▶ **Activity**: One number should be the full reply: how many lines of the material below contain "prefix".

▶ **Data under study**:
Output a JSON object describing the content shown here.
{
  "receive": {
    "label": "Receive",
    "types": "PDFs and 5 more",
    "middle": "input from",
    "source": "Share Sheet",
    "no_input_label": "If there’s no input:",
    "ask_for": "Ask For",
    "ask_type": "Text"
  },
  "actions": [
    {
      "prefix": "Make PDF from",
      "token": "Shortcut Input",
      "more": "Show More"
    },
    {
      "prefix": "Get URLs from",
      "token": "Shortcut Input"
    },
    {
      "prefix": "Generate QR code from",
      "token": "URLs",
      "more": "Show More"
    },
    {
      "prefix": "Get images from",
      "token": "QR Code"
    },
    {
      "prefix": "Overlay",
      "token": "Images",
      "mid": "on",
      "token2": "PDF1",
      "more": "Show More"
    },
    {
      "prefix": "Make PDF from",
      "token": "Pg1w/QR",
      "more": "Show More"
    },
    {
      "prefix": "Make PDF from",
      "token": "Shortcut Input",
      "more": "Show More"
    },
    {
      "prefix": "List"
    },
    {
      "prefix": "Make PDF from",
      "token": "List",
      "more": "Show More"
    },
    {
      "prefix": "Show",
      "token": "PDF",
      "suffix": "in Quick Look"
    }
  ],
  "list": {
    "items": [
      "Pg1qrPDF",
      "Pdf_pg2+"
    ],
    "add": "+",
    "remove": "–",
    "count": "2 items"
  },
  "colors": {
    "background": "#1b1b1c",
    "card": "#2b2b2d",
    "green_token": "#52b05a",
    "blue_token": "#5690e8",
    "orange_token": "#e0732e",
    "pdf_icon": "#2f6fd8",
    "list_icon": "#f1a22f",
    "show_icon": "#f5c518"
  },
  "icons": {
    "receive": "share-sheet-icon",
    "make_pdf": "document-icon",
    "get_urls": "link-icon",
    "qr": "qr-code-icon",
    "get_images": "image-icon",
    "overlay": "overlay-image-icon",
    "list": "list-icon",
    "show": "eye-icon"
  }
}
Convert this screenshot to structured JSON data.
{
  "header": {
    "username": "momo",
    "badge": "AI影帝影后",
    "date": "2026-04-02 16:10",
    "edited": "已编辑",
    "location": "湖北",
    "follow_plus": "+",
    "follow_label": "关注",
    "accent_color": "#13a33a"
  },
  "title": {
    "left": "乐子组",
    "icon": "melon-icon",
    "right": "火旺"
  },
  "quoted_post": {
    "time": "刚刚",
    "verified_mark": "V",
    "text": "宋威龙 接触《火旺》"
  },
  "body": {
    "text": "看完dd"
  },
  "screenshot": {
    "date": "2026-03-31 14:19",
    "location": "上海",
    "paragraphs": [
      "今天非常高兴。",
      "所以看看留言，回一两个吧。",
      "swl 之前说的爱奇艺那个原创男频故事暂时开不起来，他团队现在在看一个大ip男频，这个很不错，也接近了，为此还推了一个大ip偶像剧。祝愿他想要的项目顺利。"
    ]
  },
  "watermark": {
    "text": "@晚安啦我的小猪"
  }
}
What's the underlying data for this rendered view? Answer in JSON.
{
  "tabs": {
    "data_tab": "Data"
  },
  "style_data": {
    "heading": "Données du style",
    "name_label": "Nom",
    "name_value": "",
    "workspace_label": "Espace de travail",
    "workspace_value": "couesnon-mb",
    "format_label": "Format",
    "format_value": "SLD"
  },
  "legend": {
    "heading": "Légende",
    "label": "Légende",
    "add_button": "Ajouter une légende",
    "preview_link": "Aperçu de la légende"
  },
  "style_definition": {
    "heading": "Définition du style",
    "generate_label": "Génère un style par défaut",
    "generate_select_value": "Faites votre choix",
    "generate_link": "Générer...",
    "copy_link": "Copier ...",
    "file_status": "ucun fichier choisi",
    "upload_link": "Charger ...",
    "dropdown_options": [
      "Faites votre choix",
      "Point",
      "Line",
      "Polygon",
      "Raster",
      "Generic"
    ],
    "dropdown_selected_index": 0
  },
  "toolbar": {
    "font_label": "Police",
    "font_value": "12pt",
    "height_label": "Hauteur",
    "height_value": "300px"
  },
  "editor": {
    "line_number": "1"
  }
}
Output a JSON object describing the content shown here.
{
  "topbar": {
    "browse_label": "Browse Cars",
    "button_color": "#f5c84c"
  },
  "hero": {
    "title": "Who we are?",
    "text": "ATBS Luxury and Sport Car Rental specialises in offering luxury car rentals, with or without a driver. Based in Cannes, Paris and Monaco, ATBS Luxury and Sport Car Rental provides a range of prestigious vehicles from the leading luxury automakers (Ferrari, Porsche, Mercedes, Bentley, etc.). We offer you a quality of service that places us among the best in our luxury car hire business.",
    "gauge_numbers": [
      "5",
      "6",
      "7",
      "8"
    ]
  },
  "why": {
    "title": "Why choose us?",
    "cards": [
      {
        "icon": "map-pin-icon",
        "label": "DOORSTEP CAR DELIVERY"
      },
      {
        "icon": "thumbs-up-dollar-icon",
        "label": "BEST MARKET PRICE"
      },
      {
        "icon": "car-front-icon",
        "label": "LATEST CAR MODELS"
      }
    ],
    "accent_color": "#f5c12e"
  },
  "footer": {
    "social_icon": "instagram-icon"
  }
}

▶ **Final answer**: 10